==== The data ====

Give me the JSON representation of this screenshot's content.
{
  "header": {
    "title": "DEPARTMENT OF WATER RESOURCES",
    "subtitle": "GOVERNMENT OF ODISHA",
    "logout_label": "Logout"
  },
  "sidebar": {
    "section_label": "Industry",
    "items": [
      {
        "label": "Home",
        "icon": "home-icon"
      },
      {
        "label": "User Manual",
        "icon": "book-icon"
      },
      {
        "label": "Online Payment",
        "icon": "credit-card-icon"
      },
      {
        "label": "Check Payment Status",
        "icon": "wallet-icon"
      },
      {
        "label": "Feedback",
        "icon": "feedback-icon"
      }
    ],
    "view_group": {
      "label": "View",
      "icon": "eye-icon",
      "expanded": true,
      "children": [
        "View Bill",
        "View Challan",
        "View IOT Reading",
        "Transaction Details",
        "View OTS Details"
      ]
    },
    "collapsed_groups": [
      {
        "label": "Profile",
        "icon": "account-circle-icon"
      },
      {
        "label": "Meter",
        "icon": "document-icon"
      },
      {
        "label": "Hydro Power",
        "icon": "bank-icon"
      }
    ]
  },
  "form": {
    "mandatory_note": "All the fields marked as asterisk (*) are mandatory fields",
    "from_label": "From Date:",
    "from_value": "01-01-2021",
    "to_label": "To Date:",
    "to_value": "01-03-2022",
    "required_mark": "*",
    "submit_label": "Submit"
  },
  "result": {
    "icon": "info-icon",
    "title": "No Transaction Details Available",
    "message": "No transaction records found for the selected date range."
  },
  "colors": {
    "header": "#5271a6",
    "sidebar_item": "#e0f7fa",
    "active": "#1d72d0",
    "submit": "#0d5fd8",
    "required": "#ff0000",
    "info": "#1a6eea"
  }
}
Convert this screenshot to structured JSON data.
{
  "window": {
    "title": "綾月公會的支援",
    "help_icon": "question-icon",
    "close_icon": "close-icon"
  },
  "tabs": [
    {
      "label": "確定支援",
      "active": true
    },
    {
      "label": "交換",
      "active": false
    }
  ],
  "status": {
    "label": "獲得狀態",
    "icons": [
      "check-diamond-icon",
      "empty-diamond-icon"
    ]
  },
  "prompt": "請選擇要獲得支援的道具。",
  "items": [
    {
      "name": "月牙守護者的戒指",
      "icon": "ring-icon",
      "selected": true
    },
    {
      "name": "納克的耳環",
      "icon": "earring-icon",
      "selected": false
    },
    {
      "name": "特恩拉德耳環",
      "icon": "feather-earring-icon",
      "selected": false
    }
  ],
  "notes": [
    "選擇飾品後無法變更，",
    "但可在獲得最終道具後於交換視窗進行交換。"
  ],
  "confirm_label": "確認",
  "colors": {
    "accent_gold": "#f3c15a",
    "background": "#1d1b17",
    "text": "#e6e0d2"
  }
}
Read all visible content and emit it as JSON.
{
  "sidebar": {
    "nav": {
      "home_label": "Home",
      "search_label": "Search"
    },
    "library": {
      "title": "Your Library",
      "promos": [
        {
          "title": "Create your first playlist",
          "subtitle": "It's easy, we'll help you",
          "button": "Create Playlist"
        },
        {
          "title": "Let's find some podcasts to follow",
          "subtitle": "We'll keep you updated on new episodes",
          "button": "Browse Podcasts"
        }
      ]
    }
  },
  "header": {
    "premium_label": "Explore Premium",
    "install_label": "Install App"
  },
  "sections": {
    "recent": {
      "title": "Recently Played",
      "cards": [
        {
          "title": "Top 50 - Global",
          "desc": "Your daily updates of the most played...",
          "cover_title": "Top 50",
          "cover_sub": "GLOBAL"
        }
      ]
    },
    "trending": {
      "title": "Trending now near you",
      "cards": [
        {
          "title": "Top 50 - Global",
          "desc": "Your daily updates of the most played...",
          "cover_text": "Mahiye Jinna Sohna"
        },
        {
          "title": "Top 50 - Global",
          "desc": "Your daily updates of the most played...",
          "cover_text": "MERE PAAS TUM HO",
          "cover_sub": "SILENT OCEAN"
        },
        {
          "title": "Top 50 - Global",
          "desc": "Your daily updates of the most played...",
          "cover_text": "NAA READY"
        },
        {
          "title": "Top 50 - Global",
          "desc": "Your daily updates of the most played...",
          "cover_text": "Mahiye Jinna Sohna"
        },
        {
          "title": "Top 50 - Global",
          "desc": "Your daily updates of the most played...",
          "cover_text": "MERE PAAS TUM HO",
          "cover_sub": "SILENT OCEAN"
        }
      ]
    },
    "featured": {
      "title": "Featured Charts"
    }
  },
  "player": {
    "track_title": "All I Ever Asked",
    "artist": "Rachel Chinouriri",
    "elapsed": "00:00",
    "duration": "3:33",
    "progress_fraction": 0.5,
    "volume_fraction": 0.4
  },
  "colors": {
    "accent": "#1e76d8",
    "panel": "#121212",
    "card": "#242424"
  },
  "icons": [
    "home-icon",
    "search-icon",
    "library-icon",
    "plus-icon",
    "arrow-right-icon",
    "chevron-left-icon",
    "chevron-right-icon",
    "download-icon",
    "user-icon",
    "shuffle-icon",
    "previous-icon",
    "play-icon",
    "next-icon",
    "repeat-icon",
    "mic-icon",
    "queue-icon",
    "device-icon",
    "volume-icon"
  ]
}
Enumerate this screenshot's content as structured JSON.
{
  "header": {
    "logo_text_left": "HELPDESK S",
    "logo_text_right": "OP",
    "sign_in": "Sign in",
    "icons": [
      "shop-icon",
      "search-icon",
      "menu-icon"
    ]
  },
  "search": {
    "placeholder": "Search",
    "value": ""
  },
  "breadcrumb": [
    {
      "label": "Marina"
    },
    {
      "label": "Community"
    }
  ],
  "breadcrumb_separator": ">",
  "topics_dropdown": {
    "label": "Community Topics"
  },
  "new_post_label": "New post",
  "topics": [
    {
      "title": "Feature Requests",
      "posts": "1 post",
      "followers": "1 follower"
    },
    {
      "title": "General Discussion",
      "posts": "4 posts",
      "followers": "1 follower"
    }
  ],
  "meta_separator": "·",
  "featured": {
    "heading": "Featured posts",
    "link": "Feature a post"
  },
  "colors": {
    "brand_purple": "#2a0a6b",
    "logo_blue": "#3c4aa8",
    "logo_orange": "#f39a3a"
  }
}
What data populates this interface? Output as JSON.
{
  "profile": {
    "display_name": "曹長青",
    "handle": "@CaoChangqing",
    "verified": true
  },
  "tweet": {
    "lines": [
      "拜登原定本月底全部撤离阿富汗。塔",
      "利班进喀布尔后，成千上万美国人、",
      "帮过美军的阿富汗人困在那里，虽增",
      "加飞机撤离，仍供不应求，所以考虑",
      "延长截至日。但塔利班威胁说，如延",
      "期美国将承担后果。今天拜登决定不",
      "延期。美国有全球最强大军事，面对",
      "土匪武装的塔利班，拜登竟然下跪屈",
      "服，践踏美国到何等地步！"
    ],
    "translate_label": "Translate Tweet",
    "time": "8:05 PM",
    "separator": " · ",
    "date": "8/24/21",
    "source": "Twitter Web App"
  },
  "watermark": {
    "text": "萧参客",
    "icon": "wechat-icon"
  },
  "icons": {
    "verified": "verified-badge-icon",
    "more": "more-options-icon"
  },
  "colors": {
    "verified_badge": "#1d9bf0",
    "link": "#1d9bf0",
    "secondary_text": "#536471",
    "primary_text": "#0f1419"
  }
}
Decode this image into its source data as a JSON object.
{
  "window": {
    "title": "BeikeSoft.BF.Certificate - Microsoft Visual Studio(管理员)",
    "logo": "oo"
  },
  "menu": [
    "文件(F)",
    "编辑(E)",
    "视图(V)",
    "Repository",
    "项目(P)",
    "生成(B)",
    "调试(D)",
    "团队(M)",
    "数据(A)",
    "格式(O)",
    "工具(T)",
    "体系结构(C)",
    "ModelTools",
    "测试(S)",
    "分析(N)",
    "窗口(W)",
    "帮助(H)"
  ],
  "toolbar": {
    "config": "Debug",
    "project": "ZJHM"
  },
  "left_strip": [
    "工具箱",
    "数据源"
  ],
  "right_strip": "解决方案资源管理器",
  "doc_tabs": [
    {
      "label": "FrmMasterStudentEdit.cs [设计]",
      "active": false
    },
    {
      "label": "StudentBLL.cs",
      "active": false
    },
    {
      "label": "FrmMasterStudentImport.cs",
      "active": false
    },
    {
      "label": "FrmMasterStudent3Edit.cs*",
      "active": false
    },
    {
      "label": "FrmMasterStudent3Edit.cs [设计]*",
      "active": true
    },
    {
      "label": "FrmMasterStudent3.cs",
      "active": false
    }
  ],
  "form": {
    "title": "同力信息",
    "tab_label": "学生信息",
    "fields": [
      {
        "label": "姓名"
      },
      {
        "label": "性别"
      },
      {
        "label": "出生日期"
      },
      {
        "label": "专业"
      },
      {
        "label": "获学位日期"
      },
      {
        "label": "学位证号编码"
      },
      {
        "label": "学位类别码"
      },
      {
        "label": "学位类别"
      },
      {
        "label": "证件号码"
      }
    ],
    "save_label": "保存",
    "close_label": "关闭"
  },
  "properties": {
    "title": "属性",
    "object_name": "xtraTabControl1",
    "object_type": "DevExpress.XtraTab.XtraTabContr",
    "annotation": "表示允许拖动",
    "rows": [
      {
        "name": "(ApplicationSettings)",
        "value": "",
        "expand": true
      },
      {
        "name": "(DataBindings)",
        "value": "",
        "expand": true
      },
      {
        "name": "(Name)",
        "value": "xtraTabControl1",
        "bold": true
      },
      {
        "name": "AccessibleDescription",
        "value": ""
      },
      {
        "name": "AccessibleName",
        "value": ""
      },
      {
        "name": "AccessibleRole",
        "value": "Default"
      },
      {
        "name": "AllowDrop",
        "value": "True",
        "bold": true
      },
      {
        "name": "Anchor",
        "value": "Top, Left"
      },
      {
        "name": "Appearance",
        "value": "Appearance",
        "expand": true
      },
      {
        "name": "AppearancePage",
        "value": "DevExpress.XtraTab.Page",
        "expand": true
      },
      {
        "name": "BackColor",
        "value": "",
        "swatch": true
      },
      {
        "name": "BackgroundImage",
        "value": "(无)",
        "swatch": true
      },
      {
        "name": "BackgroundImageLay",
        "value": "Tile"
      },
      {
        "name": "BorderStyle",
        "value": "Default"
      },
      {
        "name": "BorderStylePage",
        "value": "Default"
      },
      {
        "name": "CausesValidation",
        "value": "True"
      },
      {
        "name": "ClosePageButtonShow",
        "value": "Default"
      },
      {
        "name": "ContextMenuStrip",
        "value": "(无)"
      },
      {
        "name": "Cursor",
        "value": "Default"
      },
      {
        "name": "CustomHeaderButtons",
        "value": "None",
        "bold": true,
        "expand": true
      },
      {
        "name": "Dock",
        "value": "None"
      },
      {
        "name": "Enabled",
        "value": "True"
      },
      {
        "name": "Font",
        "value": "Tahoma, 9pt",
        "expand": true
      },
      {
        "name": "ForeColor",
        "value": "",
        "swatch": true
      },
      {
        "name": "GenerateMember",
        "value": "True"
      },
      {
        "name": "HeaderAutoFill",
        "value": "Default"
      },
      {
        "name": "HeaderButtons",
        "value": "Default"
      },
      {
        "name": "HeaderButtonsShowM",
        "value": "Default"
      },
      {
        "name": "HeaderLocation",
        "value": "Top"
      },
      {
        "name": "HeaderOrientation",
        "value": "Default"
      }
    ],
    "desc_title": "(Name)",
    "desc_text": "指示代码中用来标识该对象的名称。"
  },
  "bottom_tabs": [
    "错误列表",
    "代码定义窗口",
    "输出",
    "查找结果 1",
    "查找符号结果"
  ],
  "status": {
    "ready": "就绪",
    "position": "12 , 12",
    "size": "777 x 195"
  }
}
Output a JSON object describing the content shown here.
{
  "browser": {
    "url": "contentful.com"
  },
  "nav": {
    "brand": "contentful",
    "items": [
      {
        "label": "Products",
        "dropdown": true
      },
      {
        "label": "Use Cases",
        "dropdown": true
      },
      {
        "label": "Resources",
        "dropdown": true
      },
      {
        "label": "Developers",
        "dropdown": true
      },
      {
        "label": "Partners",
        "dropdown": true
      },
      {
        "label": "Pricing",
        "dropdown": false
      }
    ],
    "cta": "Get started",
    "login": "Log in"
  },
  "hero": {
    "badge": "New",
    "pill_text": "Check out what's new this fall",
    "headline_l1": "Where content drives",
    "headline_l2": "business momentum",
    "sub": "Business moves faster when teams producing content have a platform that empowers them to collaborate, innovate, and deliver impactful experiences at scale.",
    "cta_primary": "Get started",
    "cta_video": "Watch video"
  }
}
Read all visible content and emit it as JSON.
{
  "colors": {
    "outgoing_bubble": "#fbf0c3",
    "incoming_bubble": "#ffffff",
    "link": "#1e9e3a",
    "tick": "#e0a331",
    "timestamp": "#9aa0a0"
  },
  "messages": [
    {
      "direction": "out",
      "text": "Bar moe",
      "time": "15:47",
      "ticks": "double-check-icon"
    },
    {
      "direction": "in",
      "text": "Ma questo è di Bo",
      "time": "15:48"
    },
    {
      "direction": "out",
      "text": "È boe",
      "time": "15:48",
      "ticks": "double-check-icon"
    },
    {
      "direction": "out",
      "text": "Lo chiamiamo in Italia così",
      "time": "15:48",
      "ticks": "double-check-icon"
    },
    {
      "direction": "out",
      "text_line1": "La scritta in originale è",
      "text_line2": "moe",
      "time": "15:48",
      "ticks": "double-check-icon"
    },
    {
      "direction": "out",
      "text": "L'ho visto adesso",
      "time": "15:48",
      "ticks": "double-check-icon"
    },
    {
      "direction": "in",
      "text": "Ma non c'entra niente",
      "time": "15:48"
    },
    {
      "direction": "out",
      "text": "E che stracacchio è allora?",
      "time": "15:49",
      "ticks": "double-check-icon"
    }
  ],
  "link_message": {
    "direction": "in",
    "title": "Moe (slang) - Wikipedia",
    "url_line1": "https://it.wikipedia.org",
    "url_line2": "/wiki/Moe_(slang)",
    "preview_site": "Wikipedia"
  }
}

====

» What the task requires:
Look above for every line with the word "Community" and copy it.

» Answer to this problem:
      "label": "Community"
    "label": "Community Topics"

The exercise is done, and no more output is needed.